2016-11-17T08:25:41+00:001 Comment

Putting you customer somewhere down the food chain

If you think that Proximus, now Belgacom mobile (the Belgian nationalized mobile phone company) is bad try this for size! The following story is a good example of designing a credit procedure that touches the customer and alientates them right from the start.

Recently I started a new assignment in Germany and so needed to buy a German SIM card for my mobile Phone. I chose T-Mobile (the biggest supplier in Germany). The following describes their approach to customer awareness and demonstrates the internal workings of their business processes:

1 Visit T-Mobile Shop in Leverkusen
a. Wait 30 minutes to be served
b. Friendly assistant (speaks only a very little English)- OK
c. Explain my needs – business use, lots of international calls etc., give permission for them to take as much from my account or from my Master card they need to cover my bills.
d. Walk out with Sim card
e. 2 hours later active.
2. All contracts, letters and bills in German
3. Cannot set up my answer phone - do not understand German (I speak Dutch and English but these are not options)
4. Visit website – no website in any other language than German
5. Get help - someone calls and I am given a special number, obtain the option for my outgoing answer phone message in English!
6. (Two weeks later) phone service stops working – German message, don’t understand it – get help. Message says “Use another phone to call this number.”
a. My German friend calls the number : they refuse to speak to her because she is not me!
b. We ask for English customer support – not an option!
c. A colleague then calls telling that I do not speak German so please speak to talk to them instead, eventually they agree.
d. Phone is cut off because I have spent 260EUR on international calls, Remedy:
i. I must go to a post office and pay in 260EUR in cash
ii. Obtain a receipt
iii. Fax the receipt to a special number
iv. Phone will be re-connected
e. Go to bank - obtain cash
f. Go to T-Mobile shop to pay in cash and to tell them to increase my credit.
i. No one speaks English
ii. Cannot pay my bill in the shop – must go to Post Office
g. Find Post office – pay in cash – must pay 8EURs extra for paying in cash
h. Send Fax and letter
i. Phone re-connected quickly – but for how long?
It seems incredible to me that such a high technology company cannot contact the customer prior to their credit limit being reached, that they cannot inform the customer in advance what their credit limit is! That customer’s cannot pay in money in their own shops!
Proximus (covering a client base of a fraction of the size of T-Mobile) has customer service and a website in four languages, it has shops in every town that are open right through the day, they will take your money and they treat you with respect. + their technological options seem way ahead of T-Mobile re their answerpohne (T-Mobile have no delete message, save message or auto dial caller options.
I am NOT a typical Brit that expects everyone to speak English, but I have just arrived in Germany and have not yet had time to learn the language and I cannot believe that there are no other people living Germany that do not speak German either?
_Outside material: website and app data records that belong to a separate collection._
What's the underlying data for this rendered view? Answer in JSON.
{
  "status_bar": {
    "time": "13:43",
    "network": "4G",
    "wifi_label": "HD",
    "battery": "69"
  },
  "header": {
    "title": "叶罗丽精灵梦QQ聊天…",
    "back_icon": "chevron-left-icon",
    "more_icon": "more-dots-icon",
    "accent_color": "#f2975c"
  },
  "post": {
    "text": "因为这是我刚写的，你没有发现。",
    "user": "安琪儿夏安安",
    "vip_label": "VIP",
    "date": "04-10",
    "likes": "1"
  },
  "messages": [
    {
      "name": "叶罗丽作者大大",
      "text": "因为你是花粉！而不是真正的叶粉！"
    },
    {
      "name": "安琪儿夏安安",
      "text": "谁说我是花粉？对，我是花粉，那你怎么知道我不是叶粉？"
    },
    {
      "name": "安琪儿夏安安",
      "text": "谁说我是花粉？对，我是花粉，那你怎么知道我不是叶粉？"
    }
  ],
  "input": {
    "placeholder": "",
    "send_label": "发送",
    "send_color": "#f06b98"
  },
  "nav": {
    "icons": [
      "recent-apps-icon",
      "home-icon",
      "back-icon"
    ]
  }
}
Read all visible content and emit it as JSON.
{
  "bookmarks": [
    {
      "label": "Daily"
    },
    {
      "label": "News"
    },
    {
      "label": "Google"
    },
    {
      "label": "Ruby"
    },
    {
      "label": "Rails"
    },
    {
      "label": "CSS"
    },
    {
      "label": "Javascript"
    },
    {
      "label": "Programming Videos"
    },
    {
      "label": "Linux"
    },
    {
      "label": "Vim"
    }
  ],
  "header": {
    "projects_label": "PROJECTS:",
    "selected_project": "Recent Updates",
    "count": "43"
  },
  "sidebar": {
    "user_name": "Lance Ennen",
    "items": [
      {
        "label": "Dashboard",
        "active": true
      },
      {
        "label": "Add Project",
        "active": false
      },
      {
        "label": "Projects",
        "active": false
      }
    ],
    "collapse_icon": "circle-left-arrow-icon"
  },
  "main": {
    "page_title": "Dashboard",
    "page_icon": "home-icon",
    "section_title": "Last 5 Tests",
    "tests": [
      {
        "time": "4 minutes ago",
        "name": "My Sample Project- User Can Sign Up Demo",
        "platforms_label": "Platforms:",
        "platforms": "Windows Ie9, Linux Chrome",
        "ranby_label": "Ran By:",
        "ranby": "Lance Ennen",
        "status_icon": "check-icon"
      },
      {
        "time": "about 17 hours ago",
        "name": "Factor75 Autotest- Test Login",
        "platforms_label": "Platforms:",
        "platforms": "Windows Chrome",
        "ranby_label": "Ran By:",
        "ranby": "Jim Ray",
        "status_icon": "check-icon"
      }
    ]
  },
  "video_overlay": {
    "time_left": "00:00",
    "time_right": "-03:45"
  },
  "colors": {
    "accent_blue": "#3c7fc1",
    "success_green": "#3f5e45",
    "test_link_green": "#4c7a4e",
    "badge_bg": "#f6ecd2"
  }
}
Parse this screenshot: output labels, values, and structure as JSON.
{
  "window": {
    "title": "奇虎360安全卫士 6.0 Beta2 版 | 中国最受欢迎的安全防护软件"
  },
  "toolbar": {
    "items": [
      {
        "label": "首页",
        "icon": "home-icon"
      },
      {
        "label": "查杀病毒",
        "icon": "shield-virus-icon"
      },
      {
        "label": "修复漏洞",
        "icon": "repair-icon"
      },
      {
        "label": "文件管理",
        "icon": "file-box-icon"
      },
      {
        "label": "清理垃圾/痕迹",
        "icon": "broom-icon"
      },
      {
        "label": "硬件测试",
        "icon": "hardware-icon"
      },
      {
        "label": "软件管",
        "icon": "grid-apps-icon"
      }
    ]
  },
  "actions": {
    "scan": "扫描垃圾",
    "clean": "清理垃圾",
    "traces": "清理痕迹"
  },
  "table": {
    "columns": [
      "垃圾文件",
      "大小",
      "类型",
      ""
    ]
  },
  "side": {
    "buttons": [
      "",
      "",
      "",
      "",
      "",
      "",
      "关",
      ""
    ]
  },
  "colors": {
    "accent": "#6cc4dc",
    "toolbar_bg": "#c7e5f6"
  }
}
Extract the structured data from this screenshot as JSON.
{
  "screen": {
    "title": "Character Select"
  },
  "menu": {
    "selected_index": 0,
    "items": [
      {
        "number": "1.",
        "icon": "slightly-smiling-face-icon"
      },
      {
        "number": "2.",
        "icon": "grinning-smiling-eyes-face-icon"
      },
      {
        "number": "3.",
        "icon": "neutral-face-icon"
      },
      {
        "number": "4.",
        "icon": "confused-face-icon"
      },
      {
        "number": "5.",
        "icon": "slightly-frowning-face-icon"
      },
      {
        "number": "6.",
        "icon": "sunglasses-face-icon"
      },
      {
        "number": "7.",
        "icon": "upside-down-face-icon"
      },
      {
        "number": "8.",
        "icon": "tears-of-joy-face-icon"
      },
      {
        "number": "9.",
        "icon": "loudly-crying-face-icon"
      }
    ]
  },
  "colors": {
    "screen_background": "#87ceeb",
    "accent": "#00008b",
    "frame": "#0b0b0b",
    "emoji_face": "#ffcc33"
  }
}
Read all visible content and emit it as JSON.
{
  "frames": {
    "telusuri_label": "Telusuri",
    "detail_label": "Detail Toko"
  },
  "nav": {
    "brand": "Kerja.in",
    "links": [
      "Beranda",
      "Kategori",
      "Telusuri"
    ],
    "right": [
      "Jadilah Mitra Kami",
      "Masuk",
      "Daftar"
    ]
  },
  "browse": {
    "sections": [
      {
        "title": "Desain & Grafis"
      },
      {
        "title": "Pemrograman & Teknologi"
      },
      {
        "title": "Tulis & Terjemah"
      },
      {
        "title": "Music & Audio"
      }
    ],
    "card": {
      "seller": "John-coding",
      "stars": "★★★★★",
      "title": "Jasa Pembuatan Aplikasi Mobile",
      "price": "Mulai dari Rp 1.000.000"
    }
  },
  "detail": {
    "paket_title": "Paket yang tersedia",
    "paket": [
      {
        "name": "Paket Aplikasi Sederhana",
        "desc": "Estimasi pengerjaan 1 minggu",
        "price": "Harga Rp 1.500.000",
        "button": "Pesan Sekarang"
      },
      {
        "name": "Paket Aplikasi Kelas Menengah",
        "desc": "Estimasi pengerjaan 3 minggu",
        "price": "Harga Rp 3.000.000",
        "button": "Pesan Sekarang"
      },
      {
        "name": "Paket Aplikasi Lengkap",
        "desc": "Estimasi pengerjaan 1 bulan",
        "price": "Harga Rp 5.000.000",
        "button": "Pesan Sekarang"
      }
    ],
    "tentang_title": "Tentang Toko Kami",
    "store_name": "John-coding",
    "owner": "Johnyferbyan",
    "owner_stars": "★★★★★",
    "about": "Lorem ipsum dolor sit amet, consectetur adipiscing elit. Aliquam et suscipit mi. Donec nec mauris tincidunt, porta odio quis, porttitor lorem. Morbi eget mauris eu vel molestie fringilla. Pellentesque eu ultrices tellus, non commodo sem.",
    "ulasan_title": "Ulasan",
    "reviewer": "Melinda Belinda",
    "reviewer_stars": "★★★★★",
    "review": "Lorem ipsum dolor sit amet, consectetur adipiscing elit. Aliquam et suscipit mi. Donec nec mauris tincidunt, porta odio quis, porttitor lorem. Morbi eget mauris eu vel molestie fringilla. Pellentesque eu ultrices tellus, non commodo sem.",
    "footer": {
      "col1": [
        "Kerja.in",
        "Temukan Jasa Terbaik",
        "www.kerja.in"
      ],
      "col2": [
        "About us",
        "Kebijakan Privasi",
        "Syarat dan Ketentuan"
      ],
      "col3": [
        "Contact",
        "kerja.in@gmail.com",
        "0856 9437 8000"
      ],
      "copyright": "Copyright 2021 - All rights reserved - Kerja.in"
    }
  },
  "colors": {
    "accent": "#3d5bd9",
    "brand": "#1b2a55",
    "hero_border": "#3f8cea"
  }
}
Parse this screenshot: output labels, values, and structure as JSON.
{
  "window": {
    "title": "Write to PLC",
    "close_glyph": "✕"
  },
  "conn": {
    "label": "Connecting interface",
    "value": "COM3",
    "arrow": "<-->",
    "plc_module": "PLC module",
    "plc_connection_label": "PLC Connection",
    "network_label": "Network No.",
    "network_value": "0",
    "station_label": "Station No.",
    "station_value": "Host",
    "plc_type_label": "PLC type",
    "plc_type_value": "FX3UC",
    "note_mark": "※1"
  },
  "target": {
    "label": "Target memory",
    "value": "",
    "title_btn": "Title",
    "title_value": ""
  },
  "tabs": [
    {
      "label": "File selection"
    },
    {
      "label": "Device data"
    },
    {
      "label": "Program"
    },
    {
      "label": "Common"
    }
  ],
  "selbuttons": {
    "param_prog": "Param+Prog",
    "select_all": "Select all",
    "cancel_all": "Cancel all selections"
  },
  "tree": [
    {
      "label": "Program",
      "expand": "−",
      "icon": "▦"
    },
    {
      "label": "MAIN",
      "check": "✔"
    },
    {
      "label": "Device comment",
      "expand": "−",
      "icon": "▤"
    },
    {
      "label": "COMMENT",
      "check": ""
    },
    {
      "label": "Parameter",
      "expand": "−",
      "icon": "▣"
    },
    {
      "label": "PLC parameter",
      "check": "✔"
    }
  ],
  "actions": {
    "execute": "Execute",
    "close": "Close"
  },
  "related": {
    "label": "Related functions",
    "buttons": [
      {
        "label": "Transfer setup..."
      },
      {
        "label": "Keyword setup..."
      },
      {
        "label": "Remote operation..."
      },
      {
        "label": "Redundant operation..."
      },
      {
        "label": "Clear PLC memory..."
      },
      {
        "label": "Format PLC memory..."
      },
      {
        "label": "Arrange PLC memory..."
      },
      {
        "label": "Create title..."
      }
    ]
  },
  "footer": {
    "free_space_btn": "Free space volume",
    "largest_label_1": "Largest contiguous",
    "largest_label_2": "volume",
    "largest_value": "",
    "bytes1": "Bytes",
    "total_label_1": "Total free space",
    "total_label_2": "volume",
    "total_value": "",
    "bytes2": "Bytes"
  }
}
I think we should invent an award for the worst business process ever - any contenders?

2016-11-17T08:25:41+00:004 Comments